Germany scraps treason probe into blog

BERLIN • The German chief prosecutor's office has scrapped a controversial treason probe against bloggers that had sparked a wave of press freedom protests. Acting chief prosecutor Gerhard Altvater said yesterday documents published by blog detailing plans to step up state surveillance of online communications did not constitute state secrets. All treason charges have therefore been dropped.

His office said a probe over who leaked the papers, however, would continue and be handed to a local prosecutor's office which would investigate on charges of "violation of professional secrecy".

Mr Altvater became acting chief prosecutor after his predecessor, Mr Harald Range, was dismissed by Justice Minister Heiko Maas last week in a row that rocked Germany's political establishment.

The uproar over Germany's first treason investigation in over half a century, against (Net politics) - which calls itself a digital civil-rights blog - had led to a major political spat and the sacking of Mr Range.

News of the investigation had sparked protests from journalists, activists and lawmakers who condemned the case as an attack on press freedom and an attempt to intimidate investigative reporters.

Questions of state surveillance are hotly debated in Germany, a country with raw memories of fascist and communist dictatorships.
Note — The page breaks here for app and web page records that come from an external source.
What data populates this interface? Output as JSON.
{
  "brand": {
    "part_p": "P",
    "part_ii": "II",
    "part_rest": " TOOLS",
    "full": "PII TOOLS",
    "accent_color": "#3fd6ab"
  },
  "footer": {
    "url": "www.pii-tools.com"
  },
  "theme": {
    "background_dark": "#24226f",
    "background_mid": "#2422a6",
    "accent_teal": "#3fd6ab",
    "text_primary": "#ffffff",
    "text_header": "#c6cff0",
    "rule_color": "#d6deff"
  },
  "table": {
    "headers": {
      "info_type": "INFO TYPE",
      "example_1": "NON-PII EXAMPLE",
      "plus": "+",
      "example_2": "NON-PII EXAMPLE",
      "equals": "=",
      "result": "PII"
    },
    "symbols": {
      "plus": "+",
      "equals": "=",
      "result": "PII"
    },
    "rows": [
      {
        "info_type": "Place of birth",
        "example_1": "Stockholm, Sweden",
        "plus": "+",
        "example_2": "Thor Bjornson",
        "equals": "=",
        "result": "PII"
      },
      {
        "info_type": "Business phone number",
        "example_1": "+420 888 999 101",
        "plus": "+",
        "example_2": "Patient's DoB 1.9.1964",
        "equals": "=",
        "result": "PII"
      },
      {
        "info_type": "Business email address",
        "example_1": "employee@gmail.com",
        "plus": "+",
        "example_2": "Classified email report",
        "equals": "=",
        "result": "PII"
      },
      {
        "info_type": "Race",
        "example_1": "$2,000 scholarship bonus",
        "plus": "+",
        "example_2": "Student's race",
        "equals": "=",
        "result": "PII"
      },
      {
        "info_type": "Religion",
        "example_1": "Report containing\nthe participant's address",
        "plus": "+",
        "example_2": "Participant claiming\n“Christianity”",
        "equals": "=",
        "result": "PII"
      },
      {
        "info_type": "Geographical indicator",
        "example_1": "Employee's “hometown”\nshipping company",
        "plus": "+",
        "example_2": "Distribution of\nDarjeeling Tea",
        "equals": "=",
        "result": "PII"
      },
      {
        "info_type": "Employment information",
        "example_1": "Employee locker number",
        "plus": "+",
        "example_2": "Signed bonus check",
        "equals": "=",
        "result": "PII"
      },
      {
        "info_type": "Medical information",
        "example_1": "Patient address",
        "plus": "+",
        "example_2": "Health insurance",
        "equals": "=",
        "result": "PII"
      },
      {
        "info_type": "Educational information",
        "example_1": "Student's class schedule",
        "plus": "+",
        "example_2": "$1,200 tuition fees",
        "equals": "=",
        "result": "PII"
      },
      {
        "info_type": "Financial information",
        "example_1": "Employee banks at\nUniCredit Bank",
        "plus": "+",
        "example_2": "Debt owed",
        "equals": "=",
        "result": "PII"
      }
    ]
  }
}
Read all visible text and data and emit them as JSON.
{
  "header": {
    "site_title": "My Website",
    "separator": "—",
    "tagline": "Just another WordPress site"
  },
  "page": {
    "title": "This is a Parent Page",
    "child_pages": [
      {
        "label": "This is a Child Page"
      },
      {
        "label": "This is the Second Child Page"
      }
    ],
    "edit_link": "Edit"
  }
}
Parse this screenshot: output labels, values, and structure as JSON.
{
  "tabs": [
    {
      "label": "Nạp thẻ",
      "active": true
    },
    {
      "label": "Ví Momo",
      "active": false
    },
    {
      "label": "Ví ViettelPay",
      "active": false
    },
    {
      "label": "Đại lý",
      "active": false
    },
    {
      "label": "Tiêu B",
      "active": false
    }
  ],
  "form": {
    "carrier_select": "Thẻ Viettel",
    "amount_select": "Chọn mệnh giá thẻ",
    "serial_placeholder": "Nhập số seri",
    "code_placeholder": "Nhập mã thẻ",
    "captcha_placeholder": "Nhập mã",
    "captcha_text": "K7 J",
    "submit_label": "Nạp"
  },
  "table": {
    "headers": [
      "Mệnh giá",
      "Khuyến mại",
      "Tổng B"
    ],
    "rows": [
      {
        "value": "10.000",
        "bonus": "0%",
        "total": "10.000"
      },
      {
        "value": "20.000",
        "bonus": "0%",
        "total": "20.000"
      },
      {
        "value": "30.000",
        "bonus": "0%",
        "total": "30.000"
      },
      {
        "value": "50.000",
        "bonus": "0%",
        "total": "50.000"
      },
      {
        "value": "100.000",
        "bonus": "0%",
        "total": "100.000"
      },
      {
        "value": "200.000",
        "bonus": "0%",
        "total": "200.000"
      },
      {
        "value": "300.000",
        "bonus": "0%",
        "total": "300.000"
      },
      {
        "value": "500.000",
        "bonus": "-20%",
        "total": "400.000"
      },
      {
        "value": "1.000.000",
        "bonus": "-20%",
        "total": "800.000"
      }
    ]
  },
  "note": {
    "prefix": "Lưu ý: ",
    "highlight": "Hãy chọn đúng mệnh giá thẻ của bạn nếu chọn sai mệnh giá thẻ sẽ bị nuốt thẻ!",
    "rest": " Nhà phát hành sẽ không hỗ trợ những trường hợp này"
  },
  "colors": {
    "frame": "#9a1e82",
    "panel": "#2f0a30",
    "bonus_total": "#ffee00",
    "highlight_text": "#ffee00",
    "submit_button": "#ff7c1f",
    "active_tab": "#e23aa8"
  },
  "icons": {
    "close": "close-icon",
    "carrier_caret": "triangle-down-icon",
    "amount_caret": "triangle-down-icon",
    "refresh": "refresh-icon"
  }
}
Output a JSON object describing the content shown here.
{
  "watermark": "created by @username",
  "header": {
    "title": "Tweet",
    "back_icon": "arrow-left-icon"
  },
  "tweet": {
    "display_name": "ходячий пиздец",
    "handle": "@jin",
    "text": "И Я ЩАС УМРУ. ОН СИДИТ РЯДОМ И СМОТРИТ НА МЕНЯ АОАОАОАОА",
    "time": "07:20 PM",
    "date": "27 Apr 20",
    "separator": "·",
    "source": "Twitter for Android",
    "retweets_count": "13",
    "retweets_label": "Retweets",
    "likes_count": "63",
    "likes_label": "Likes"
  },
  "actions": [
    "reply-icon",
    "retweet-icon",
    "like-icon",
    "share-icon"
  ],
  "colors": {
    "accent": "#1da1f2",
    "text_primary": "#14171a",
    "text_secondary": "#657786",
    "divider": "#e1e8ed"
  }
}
The Netzpolitik case has echoes of the 1962 "Spiegel Affair", a Cold War-era scandal widely seen as a landmark in ensuring freedom of the media in post-war Germany.

The charge of treason - to reveal state secrets to the detriment of the nation and to aid a foreign power - carries between one year and, in very serious cases, life in jail.

Mr Markus Beckedahl, the founder of, said yesterday: "I am not surprised that the investigation has been closed because it was a preposterous legal construct."


A version of this article appeared in the print edition of The Straits Times on August 11, 2015, with the headline 'Germany scraps treason probe into blog'. Print Edition | Subscribe